Dataset rows describing interfaces
══════

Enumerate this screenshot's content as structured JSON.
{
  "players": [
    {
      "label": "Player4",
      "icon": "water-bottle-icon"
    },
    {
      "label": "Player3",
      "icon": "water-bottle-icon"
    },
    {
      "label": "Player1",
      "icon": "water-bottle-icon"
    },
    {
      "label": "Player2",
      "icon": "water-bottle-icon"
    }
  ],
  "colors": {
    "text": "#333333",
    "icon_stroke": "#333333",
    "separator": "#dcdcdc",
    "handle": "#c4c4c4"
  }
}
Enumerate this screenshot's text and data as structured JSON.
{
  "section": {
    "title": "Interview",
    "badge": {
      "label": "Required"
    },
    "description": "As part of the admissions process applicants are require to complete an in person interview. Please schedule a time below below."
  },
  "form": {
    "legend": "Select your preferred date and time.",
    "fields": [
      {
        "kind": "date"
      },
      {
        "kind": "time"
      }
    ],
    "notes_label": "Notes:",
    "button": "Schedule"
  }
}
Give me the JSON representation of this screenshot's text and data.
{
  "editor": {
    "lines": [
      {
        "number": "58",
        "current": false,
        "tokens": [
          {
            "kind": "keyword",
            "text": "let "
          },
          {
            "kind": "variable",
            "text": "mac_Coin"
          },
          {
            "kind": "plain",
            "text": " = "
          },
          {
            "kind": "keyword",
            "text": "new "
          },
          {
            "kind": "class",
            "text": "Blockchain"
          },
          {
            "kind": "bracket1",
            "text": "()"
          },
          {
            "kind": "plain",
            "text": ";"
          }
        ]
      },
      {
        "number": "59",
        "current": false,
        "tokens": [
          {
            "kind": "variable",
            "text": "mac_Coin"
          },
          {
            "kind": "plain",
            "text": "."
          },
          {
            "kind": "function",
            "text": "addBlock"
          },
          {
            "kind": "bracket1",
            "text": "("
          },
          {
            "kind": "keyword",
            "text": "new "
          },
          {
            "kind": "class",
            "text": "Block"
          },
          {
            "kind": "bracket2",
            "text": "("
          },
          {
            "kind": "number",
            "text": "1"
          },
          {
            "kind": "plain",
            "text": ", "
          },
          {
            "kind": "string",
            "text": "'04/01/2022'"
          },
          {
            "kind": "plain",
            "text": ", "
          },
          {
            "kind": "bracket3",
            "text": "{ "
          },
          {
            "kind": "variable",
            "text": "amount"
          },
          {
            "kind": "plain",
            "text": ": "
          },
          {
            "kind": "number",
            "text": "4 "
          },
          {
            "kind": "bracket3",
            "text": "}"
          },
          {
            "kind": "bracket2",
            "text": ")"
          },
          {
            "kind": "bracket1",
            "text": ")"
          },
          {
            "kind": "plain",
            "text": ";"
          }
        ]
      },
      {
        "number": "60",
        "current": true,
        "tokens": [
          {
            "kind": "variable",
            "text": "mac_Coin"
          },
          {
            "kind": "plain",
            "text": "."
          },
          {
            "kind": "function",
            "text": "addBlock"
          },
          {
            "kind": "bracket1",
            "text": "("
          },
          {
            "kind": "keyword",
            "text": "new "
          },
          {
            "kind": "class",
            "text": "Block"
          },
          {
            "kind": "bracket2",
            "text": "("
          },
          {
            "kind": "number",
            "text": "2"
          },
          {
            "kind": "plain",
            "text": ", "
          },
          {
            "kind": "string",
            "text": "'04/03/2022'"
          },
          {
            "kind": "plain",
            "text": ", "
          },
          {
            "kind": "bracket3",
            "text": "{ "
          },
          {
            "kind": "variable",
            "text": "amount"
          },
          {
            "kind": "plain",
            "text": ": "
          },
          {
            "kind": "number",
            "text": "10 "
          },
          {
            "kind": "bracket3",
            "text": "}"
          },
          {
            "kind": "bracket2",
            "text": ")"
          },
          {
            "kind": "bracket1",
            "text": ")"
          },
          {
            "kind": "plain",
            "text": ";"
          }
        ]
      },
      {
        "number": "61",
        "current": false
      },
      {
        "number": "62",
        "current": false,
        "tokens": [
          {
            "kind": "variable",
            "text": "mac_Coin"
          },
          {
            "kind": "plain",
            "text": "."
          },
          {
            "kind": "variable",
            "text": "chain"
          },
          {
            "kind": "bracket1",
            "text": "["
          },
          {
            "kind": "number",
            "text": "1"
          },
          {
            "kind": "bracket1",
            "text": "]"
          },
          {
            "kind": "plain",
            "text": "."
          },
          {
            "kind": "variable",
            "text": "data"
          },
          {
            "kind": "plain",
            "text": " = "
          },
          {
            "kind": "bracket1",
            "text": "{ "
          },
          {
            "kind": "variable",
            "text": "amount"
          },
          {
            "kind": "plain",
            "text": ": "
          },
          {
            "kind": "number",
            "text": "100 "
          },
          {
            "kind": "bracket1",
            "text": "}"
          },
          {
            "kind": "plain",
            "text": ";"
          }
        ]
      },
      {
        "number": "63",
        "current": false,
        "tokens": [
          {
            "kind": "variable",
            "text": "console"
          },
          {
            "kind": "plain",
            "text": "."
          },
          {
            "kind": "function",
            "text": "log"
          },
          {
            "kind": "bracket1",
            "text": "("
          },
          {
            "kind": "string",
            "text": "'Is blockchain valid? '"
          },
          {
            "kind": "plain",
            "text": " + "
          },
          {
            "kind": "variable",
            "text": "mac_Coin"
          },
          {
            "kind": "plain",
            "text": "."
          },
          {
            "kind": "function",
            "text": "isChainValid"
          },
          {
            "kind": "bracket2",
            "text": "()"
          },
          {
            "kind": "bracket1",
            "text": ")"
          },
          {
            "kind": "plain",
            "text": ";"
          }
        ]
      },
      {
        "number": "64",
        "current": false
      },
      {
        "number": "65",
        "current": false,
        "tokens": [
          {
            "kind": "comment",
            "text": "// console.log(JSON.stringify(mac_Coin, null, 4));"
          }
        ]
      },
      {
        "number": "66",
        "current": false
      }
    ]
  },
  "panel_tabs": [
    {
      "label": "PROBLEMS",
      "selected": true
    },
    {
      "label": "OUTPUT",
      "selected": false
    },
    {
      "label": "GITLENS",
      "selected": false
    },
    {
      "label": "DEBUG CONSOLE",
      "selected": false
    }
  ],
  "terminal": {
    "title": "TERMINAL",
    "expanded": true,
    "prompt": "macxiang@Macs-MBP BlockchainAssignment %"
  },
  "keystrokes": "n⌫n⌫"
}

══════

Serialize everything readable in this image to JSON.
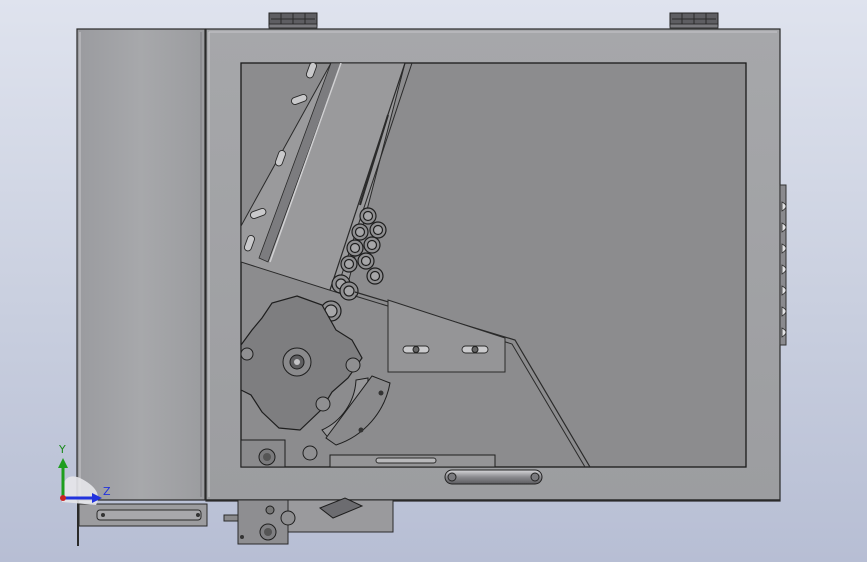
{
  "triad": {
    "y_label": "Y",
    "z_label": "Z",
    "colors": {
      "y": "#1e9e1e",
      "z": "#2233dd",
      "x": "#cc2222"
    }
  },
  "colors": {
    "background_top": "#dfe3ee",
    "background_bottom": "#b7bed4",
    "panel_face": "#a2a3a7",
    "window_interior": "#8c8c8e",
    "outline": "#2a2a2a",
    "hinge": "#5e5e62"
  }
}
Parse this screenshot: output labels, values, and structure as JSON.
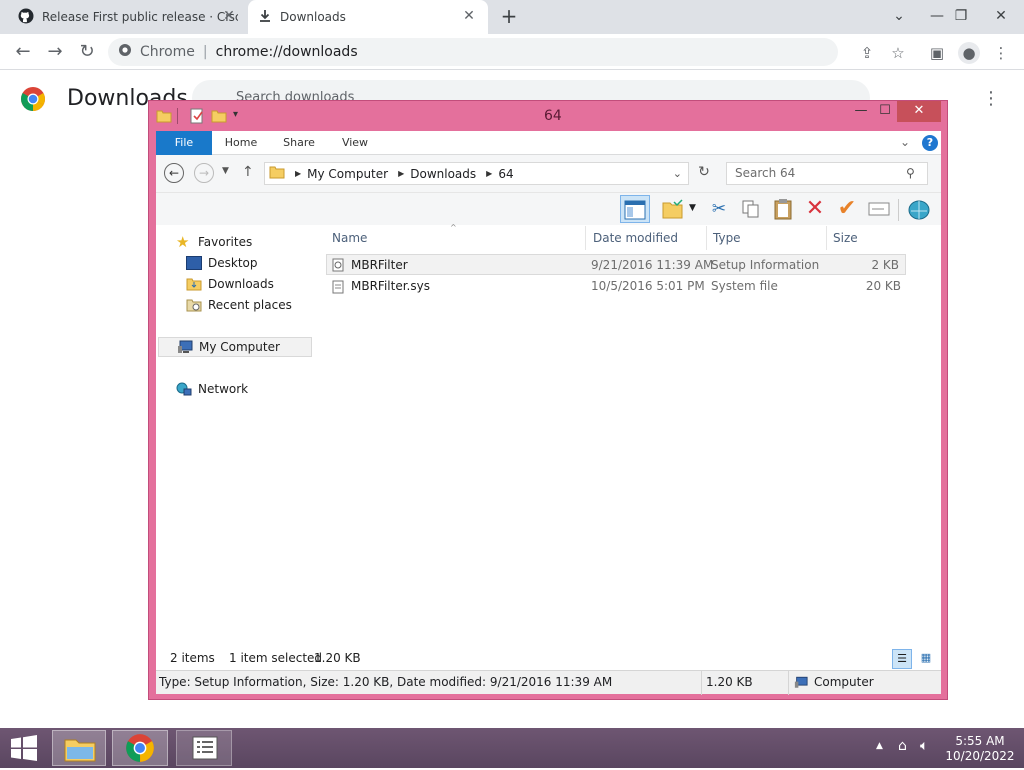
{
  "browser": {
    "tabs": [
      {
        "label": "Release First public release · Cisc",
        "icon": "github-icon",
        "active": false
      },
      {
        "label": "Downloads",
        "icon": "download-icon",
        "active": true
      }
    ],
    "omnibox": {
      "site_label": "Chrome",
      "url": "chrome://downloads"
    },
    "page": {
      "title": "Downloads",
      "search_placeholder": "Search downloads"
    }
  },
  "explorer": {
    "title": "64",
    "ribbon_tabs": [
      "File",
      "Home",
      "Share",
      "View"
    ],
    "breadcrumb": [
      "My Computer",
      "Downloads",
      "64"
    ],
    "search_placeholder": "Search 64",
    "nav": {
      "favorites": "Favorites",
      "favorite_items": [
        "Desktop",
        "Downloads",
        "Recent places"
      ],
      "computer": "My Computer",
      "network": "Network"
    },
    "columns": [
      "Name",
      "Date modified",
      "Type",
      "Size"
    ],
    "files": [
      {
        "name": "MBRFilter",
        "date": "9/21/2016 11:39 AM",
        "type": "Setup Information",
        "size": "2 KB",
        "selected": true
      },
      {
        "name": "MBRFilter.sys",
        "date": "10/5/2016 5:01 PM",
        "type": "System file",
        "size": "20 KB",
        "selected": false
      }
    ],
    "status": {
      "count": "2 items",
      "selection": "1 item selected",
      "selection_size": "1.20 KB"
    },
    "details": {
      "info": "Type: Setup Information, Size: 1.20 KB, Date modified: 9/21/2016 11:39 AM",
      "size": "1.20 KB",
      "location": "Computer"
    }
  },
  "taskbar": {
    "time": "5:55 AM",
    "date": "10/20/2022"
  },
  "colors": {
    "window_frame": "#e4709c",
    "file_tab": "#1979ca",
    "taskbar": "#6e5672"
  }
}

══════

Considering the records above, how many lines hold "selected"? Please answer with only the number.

7